(Component data from apps and pages)
BEGIN

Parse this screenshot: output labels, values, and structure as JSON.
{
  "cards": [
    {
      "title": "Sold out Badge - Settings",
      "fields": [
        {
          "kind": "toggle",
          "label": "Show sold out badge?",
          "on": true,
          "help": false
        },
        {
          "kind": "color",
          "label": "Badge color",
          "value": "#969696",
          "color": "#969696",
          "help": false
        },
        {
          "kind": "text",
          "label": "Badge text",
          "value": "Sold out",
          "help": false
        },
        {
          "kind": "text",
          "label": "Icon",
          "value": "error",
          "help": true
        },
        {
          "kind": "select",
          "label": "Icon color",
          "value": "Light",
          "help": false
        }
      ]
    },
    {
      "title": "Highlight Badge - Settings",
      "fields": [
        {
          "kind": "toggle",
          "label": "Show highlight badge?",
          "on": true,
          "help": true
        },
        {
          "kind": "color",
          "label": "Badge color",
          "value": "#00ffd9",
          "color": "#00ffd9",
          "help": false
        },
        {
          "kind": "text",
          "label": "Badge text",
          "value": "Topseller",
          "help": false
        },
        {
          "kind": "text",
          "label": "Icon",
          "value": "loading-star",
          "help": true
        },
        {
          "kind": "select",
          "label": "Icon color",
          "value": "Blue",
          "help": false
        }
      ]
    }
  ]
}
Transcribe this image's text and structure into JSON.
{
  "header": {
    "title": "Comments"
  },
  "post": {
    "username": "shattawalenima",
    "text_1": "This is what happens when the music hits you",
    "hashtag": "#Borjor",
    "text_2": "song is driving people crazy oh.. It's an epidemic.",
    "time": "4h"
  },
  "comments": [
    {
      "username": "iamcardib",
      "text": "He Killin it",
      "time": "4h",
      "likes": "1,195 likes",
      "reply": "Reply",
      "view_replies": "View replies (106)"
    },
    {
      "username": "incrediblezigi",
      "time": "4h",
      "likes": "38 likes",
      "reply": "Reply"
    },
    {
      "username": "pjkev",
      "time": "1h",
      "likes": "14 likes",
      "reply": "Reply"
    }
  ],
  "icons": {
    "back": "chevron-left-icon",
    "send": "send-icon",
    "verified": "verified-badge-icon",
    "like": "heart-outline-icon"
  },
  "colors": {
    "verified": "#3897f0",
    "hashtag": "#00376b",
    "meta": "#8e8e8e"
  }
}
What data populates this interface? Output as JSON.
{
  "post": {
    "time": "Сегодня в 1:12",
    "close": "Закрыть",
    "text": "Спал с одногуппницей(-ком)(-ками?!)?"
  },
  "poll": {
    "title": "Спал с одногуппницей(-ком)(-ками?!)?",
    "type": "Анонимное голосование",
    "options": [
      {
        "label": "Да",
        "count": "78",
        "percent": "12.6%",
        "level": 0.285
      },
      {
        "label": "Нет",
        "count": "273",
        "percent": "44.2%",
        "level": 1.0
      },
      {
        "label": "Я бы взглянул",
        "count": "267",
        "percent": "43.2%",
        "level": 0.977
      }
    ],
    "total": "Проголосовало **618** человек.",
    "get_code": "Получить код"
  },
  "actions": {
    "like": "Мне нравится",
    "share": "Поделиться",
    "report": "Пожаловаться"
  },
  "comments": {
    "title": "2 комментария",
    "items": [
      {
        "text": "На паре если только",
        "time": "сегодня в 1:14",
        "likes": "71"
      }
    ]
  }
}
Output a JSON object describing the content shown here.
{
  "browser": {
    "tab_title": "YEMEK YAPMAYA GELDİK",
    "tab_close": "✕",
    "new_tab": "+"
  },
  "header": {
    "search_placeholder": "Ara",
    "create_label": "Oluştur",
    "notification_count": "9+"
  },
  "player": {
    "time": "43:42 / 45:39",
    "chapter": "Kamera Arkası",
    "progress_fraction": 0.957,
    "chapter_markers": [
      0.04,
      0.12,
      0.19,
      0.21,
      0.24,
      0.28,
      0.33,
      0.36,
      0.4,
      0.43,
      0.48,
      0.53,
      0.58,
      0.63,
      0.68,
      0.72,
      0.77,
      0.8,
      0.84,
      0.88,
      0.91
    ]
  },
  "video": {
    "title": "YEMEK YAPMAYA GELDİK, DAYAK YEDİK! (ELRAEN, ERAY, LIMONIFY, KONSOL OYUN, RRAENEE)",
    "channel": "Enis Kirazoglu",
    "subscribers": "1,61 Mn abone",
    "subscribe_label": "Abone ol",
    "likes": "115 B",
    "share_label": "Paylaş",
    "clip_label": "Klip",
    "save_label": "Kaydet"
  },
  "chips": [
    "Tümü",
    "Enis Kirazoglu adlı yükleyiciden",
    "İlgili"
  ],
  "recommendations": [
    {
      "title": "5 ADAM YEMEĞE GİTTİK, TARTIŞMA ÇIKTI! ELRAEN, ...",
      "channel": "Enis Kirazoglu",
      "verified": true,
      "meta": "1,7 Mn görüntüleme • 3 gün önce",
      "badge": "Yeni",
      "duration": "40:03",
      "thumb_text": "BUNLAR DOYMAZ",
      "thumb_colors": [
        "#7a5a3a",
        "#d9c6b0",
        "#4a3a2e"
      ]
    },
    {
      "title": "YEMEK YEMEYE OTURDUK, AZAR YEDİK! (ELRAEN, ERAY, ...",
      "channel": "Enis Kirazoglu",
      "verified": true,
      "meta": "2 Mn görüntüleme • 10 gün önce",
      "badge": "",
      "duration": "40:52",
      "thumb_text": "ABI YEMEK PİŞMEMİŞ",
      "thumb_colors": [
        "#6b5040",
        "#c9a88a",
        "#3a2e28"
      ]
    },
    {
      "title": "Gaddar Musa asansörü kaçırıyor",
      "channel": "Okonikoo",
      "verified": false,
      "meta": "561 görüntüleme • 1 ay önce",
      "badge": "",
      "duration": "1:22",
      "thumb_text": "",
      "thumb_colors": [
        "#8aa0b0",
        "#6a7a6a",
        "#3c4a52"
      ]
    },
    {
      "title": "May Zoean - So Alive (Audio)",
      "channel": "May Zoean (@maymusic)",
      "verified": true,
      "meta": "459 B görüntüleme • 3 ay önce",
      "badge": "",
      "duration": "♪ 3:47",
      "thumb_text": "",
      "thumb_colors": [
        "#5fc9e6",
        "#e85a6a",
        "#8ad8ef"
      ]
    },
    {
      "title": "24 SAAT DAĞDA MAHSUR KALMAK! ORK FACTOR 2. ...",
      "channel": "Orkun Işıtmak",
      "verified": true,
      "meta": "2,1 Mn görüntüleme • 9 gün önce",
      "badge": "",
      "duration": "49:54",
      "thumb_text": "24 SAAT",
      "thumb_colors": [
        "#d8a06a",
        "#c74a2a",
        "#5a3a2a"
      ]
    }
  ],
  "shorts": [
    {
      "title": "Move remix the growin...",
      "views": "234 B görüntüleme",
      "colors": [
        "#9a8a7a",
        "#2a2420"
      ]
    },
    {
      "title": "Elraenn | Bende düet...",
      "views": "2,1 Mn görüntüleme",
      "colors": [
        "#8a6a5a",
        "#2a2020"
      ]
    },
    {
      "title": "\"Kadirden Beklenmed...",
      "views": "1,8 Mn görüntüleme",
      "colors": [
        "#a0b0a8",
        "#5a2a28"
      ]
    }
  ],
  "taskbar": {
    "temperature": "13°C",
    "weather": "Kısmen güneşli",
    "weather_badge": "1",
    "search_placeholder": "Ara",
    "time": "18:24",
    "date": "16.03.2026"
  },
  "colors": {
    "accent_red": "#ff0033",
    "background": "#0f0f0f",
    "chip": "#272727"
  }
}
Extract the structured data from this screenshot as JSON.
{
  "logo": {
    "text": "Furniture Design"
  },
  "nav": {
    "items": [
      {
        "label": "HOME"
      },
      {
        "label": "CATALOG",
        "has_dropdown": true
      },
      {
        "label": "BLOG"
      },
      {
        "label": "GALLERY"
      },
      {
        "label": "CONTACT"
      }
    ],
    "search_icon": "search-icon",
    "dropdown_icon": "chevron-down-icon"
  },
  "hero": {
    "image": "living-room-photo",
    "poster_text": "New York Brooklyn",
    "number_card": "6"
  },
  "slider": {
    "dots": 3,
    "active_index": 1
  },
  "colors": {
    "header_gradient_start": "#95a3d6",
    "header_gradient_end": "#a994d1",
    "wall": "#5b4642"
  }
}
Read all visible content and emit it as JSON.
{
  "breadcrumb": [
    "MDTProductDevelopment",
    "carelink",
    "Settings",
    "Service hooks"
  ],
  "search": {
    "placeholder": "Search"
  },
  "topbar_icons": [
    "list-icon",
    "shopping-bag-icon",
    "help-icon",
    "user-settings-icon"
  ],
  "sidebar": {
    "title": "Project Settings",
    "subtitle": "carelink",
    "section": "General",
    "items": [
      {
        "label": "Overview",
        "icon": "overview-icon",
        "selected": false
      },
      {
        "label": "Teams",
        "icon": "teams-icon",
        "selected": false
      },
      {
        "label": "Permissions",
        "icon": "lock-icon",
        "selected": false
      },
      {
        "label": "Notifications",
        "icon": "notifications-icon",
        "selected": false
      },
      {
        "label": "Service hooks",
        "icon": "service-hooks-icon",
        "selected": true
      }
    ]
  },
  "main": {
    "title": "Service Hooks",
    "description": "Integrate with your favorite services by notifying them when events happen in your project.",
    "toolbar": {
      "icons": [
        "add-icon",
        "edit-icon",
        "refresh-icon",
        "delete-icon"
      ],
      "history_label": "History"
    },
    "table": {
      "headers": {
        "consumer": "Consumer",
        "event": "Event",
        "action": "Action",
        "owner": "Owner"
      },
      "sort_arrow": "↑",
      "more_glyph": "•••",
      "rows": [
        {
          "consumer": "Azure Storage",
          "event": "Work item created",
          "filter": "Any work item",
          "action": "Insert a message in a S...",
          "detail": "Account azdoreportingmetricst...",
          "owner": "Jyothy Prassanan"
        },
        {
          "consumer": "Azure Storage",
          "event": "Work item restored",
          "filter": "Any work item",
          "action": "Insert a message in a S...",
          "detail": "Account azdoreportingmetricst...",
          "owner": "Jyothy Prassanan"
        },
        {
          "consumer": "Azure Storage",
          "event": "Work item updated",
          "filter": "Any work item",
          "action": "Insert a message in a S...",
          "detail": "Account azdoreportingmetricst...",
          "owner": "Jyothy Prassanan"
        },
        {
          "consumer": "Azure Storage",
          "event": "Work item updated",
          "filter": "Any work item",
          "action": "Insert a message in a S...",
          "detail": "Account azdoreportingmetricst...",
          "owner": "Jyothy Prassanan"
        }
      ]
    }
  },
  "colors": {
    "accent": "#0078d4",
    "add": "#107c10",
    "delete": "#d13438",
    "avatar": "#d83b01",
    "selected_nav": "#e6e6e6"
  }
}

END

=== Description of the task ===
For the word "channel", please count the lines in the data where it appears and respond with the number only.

=== Result of the exercise ===
6